APPELLATE COURT OF ILLINOIS, FIRST DISTRICT, THIRD DIVISION
COUNTY COLLECTOR OF COOK COUNTY (County Collector of
Cook County, Applicant-Appellant, v.
Ford Motor Company, Objector-Appellee)
519 N.E.2d 1010, 166 Ill. App. 3d 373, 116 Ill. Dec. 795 1988.IL.124
Appeal from the Circuit Court of Cook County; the Hon. Robert J. Dempsey, Judge, presiding.
JUSTICE FREEMAN delivered the opinion of the court. WHITE, P.J., and RIZZI, J., concur.
DECISION OF THE COURT DELIVERED BY THE HONORABLE JUDGE FREEMAN
Applicant-appellant, the county collector of Cook County (Collector), appeals the trial court's finding that its assessment of real property owned by objector-appellee, Ford Motor Company (Ford), was constructively fraudulent as being excessive. The Collector asserts that Ford failed to prove by clear and convincing evidence that its assessment was constructively fraudulent. The Collector further asserts that the trial court committed reversible error by considering as evidence prior settlements and a subsequent assessment which were outside the record.

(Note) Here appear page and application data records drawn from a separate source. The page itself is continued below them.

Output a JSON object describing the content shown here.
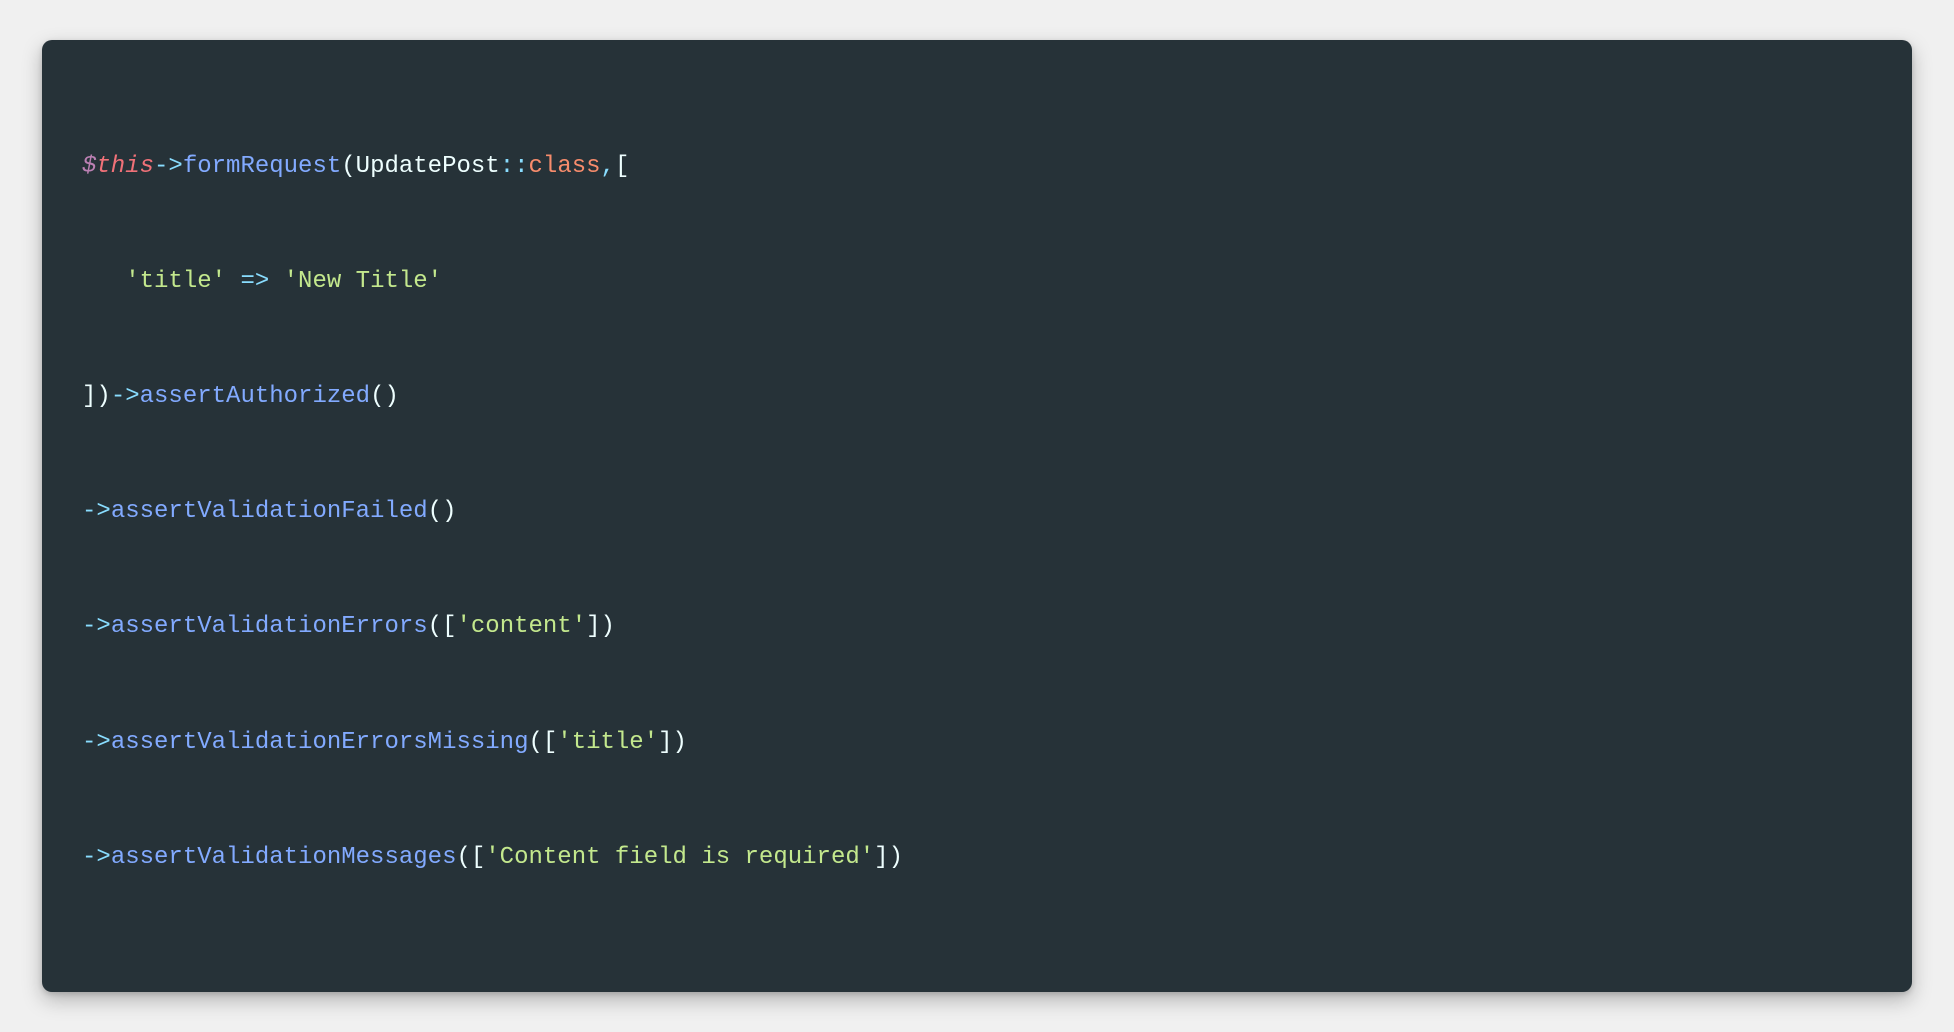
{
  "code": {
    "dollar": "$",
    "this": "this",
    "arrow": "->",
    "formRequest": "formRequest",
    "openParen": "(",
    "closeParen": ")",
    "updatePost": "UpdatePost",
    "doubleColon": "::",
    "classKw": "class",
    "comma": ",",
    "openBracket": "[",
    "closeBracket": "]",
    "titleKey": "'title'",
    "fatArrow": "=>",
    "titleValue": "'New Title'",
    "assertAuthorized": "assertAuthorized",
    "assertValidationFailed": "assertValidationFailed",
    "assertValidationErrors": "assertValidationErrors",
    "contentStr": "'content'",
    "assertValidationErrorsMissing": "assertValidationErrorsMissing",
    "titleStr": "'title'",
    "assertValidationMessages": "assertValidationMessages",
    "contentFieldRequired": "'Content field is required'"
  }
}
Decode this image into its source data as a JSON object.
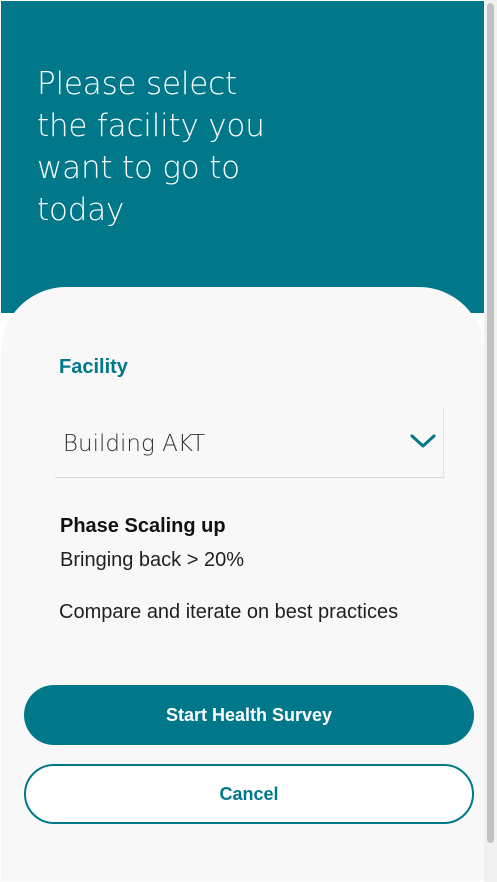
{
  "header": {
    "title": "Please select the facility you want to go to today"
  },
  "form": {
    "facility_label": "Facility",
    "facility_value": "Building AKT",
    "dropdown_icon": "chevron-down-icon"
  },
  "phase": {
    "title": "Phase Scaling up",
    "value": "Bringing back > 20%",
    "description": "Compare and iterate on best practices"
  },
  "actions": {
    "start_label": "Start Health Survey",
    "cancel_label": "Cancel"
  },
  "colors": {
    "brand": "#00788a",
    "card_bg": "#f8f8f8"
  }
}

For the reasons stated below, we reverse the judgment of the circuit court which found the original assessment fraudulent.

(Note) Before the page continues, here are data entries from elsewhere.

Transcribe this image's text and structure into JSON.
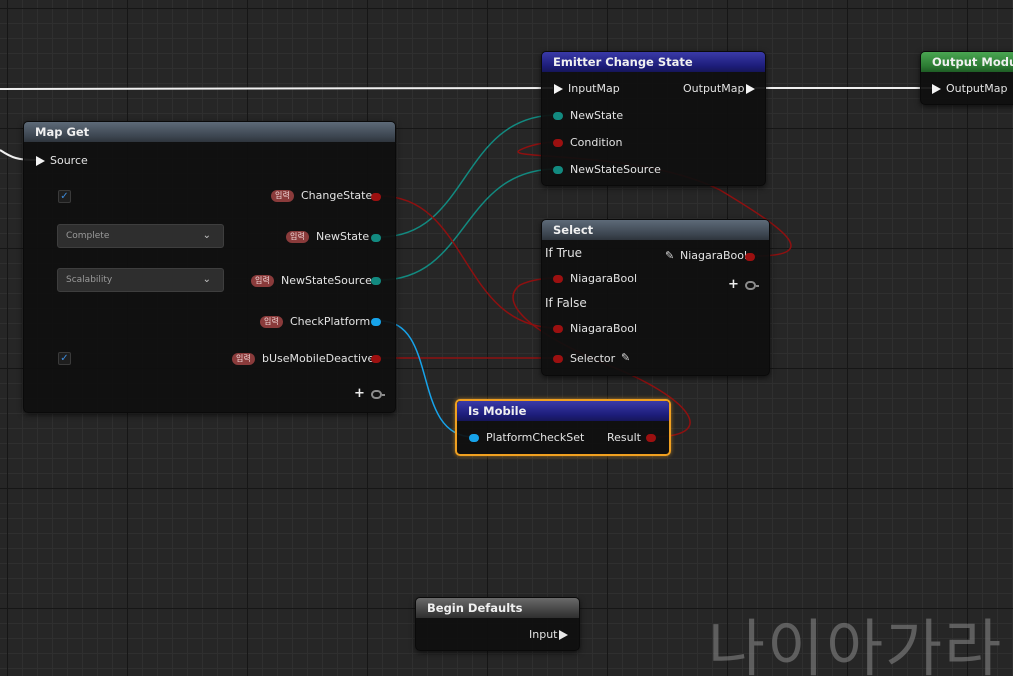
{
  "nodes": {
    "emitter_change_state": {
      "title": "Emitter Change State",
      "input_map": "InputMap",
      "output_map": "OutputMap",
      "new_state": "NewState",
      "condition": "Condition",
      "new_state_source": "NewStateSource"
    },
    "output_module": {
      "title": "Output Module",
      "output_map": "OutputMap"
    },
    "map_get": {
      "title": "Map Get",
      "source": "Source",
      "tag": "입력",
      "rows": [
        {
          "label": "ChangeState",
          "control": "checkbox",
          "checked": true,
          "pin_color": "red"
        },
        {
          "label": "NewState",
          "control": "dropdown",
          "value": "Complete",
          "pin_color": "teal"
        },
        {
          "label": "NewStateSource",
          "control": "dropdown",
          "value": "Scalability",
          "pin_color": "teal"
        },
        {
          "label": "CheckPlatform",
          "control": "none",
          "pin_color": "cyan"
        },
        {
          "label": "bUseMobileDeactive",
          "control": "checkbox",
          "checked": true,
          "pin_color": "red"
        }
      ]
    },
    "select": {
      "title": "Select",
      "if_true": "If True",
      "if_false": "If False",
      "output": "NiagaraBool",
      "true_in": "NiagaraBool",
      "false_in": "NiagaraBool",
      "selector": "Selector"
    },
    "is_mobile": {
      "title": "Is Mobile",
      "input": "PlatformCheckSet",
      "output": "Result"
    },
    "begin_defaults": {
      "title": "Begin Defaults",
      "input": "Input"
    }
  },
  "watermark": "나이아가라",
  "colors": {
    "bool_pin": "#9c1010",
    "enum_pin": "#128a80",
    "struct_pin": "#17a3ea",
    "node_header_blue": "#1d1d7a",
    "node_header_green": "#2c7c33",
    "selection": "#f0a020"
  }
}
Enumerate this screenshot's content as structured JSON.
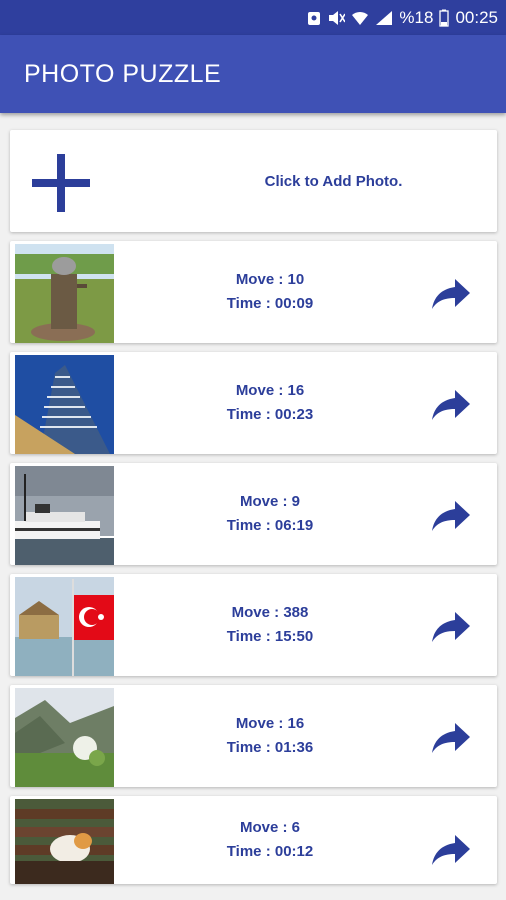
{
  "status_bar": {
    "battery": "%18",
    "time": "00:25"
  },
  "app_bar": {
    "title": "PHOTO PUZZLE"
  },
  "add_photo": {
    "label": "Click to Add Photo."
  },
  "colors": {
    "primary": "#3f51b5",
    "primary_dark": "#2f3f9e",
    "accent": "#2c3e9a"
  },
  "puzzles": [
    {
      "move": "Move : 10",
      "time": "Time : 00:09"
    },
    {
      "move": "Move : 16",
      "time": "Time : 00:23"
    },
    {
      "move": "Move : 9",
      "time": "Time : 06:19"
    },
    {
      "move": "Move : 388",
      "time": "Time : 15:50"
    },
    {
      "move": "Move : 16",
      "time": "Time : 01:36"
    },
    {
      "move": "Move : 6",
      "time": "Time : 00:12"
    }
  ]
}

The evidence at trial indicated the following. Ford paid real estate taxes for 1981 under protest for its real estate located at 1000 East Lincoln Highway, Chicago Heights, Illinois. The real estate covers approximately 133 acres and is improved with an automobile stamping plant. The assessor of Cook County (Assessor) assessed the subject property as of January 1, 1981, in the sum of $13,626,634. The assessment corresponds to a market value of the property of $34,066,585. The Ford property is a class V parcel under the Cook County Real Property Assessment Classification Ordinance and is assessed at 40% of fair market value. Ford paid under protest $1,783,381.49 in real estate taxes on the stamping plant for 1981, claiming that the assessment was excessive and void. Ford asserted at trial that the correct market value of the stamping plant was $19.5 million.

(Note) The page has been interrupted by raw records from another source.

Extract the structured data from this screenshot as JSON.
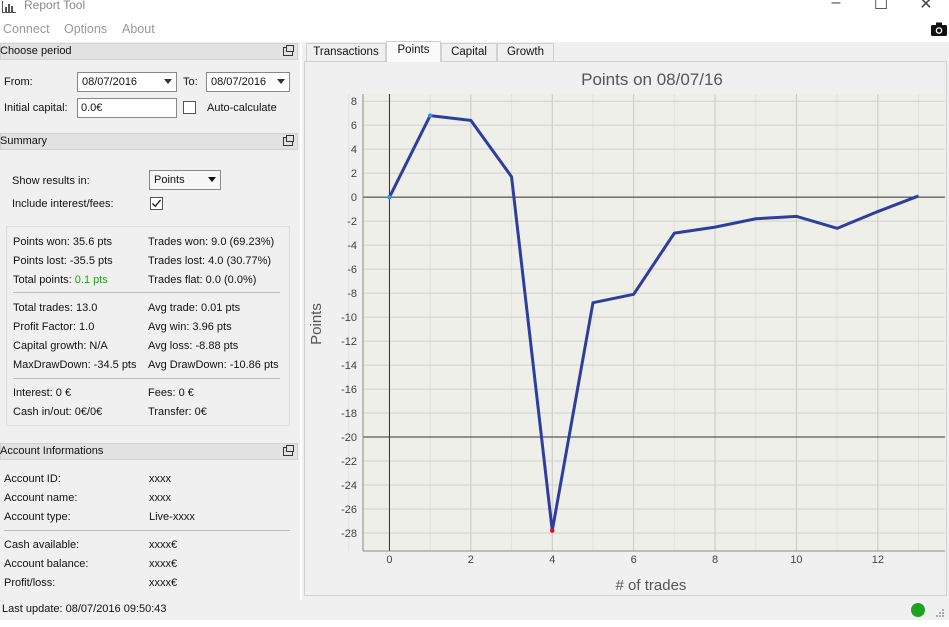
{
  "window": {
    "title": "Report Tool"
  },
  "menu": [
    "Connect",
    "Options",
    "About"
  ],
  "period": {
    "header": "Choose period",
    "from_label": "From:",
    "from_value": "08/07/2016",
    "to_label": "To:",
    "to_value": "08/07/2016",
    "capital_label": "Initial capital:",
    "capital_value": "0.0€",
    "autocalc_label": "Auto-calculate"
  },
  "summary": {
    "header": "Summary",
    "show_label": "Show results in:",
    "show_value": "Points",
    "include_label": "Include interest/fees:",
    "rows": [
      [
        "Points won: 35.6 pts",
        "Trades won: 9.0 (69.23%)"
      ],
      [
        "Points lost: -35.5 pts",
        "Trades lost: 4.0 (30.77%)"
      ],
      [
        "Total points: ",
        "Trades flat: 0.0 (0.0%)"
      ],
      [
        "Total trades: 13.0",
        "Avg trade: 0.01 pts"
      ],
      [
        "Profit Factor: 1.0",
        "Avg win: 3.96 pts"
      ],
      [
        "Capital growth: N/A",
        "Avg loss: -8.88 pts"
      ],
      [
        "MaxDrawDown: -34.5 pts",
        "Avg DrawDown: -10.86 pts"
      ],
      [
        "Interest: 0 €",
        "Fees: 0 €"
      ],
      [
        "Cash in/out: 0€/0€",
        "Transfer: 0€"
      ]
    ],
    "total_points_value": "0.1 pts"
  },
  "account": {
    "header": "Account Informations",
    "rows": [
      [
        "Account ID:",
        "xxxx"
      ],
      [
        "Account name:",
        "xxxx"
      ],
      [
        "Account type:",
        "Live-xxxx"
      ],
      [
        "Cash available:",
        "xxxx€"
      ],
      [
        "Account balance:",
        "xxxx€"
      ],
      [
        "Profit/loss:",
        "xxxx€"
      ]
    ]
  },
  "status": {
    "last_update": "Last update: 08/07/2016 09:50:43"
  },
  "tabs": [
    "Transactions",
    "Points",
    "Capital",
    "Growth"
  ],
  "active_tab": "Points",
  "colors": {
    "line": "#2e3d9e",
    "positive": "#1fa21f",
    "max_point": "#2196f3",
    "min_point": "#ff0000"
  },
  "chart_data": {
    "type": "line",
    "title": "Points on 08/07/16",
    "xlabel": "# of trades",
    "ylabel": "Points",
    "x": [
      0,
      1,
      2,
      3,
      4,
      5,
      6,
      7,
      8,
      9,
      10,
      11,
      12,
      13
    ],
    "values": [
      0,
      6.8,
      6.4,
      1.7,
      -27.8,
      -8.8,
      -8.1,
      -3.0,
      -2.5,
      -1.8,
      -1.6,
      -2.6,
      -1.2,
      0.1
    ],
    "xlim": [
      -0.65,
      13.65
    ],
    "ylim": [
      -29.5,
      8.6
    ],
    "xticks": [
      0,
      2,
      4,
      6,
      8,
      10,
      12
    ],
    "yticks": [
      8,
      6,
      4,
      2,
      0,
      -2,
      -4,
      -6,
      -8,
      -10,
      -12,
      -14,
      -16,
      -18,
      -20,
      -22,
      -24,
      -26,
      -28
    ],
    "grid": true,
    "highlight": {
      "max_index": 1,
      "min_index": 4
    }
  }
}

John Shanahan, a certified real estate appraiser, testified at trial as Ford's expert witness. Shanahan made a formal inspection of the Ford property on November 17, 1980. Shanahan gave his opinion of the value of the plant based on his utilization of the three standard appraisal approaches to value -- cost, income, and market data. The cost analysis resulted in a valuation of $20,730,000. This value was the result of estimating the reproduction cost of the building as of the date of appraisal, deducting therefrom accrued depreciation, and adding the value of the land. The income approach resulted in a valuation of $17,870,000. This approach involves an estimate of rental income from the property, which estimate is utilized to develop an opinion of value regarding an income stream over the foreseeable future. Shanahan stated that he placed the least reliance on this approach to value since most properties the size of the Ford plant are owner-occupied and therefore do not produce rental income.
The market data approach resulted in a valuation of $19.5 million. The market data approach seeks to find sales of properties that are as similar to the subject property as possible and adjust the sales for variances in time of sale, location and physical characteristics of the property, and financial conditions of the sales. Then the data is reduced to a unit of comparison, such as price per square foot of building area. Shanahan gave the most weight to this approach in arriving at his valuation of the property.
Shanahan stated that while his appraisal is dated November 17, 1980, each of the three valuation amounts he arrived at regarding the property was effective both as of November 17, 1980, and as of January 1, 1981, the date pertinent to the instant case. After considering all three approaches to valuation, Shanahan ...